*WHAT YOU WILL DO*
Every entry below, from first to last, should be copied exactly.
Top of DATA FOR THE TASK
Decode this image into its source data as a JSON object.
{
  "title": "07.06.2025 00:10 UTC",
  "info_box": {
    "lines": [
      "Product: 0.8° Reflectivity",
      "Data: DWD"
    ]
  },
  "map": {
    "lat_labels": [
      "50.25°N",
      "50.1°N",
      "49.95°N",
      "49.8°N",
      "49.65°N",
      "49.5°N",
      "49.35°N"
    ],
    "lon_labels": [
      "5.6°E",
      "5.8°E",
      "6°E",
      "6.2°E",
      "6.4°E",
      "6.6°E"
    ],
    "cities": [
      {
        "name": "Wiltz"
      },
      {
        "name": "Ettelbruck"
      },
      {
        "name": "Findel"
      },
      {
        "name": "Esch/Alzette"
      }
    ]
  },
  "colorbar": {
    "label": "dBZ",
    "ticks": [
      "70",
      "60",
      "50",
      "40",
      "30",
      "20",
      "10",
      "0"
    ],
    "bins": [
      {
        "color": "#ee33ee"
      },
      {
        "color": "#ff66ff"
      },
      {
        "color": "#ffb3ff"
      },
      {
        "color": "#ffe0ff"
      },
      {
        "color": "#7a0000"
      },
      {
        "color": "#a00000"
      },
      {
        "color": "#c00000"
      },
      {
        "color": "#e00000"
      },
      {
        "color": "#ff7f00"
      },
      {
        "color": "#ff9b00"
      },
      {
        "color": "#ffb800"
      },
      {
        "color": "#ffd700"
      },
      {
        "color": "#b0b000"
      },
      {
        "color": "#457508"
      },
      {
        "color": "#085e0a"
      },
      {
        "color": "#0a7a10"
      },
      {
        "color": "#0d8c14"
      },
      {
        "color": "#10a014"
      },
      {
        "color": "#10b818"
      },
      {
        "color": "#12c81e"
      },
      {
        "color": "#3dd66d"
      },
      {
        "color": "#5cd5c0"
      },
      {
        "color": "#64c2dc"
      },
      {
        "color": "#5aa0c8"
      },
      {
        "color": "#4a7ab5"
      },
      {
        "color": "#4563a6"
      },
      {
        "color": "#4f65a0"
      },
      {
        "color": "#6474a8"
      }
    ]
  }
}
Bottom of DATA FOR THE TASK
*TASK OUTPUT*
Decode this image into its source data as a JSON object.
{
  "title": "07.06.2025 00:10 UTC",
  "info_box": {
    "lines": [
      "Product: 0.8° Reflectivity",
      "Data: DWD"
    ]
  },
  "map": {
    "lat_labels": [
      "50.25°N",
      "50.1°N",
      "49.95°N",
      "49.8°N",
      "49.65°N",
      "49.5°N",
      "49.35°N"
    ],
    "lon_labels": [
      "5.6°E",
      "5.8°E",
      "6°E",
      "6.2°E",
      "6.4°E",
      "6.6°E"
    ],
    "cities": [
      {
        "name": "Wiltz"
      },
      {
        "name": "Ettelbruck"
      },
      {
        "name": "Findel"
      },
      {
        "name": "Esch/Alzette"
      }
    ]
  },
  "colorbar": {
    "label": "dBZ",
    "ticks": [
      "70",
      "60",
      "50",
      "40",
      "30",
      "20",
      "10",
      "0"
    ],
    "bins": [
      {
        "color": "#ee33ee"
      },
      {
        "color": "#ff66ff"
      },
      {
        "color": "#ffb3ff"
      },
      {
        "color": "#ffe0ff"
      },
      {
        "color": "#7a0000"
      },
      {
        "color": "#a00000"
      },
      {
        "color": "#c00000"
      },
      {
        "color": "#e00000"
      },
      {
        "color": "#ff7f00"
      },
      {
        "color": "#ff9b00"
      },
      {
        "color": "#ffb800"
      },
      {
        "color": "#ffd700"
      },
      {
        "color": "#b0b000"
      },
      {
        "color": "#457508"
      },
      {
        "color": "#085e0a"
      },
      {
        "color": "#0a7a10"
      },
      {
        "color": "#0d8c14"
      },
      {
        "color": "#10a014"
      },
      {
        "color": "#10b818"
      },
      {
        "color": "#12c81e"
      },
      {
        "color": "#3dd66d"
      },
      {
        "color": "#5cd5c0"
      },
      {
        "color": "#64c2dc"
      },
      {
        "color": "#5aa0c8"
      },
      {
        "color": "#4a7ab5"
      },
      {
        "color": "#4563a6"
      },
      {
        "color": "#4f65a0"
      },
      {
        "color": "#6474a8"
      }
    ]
  }
}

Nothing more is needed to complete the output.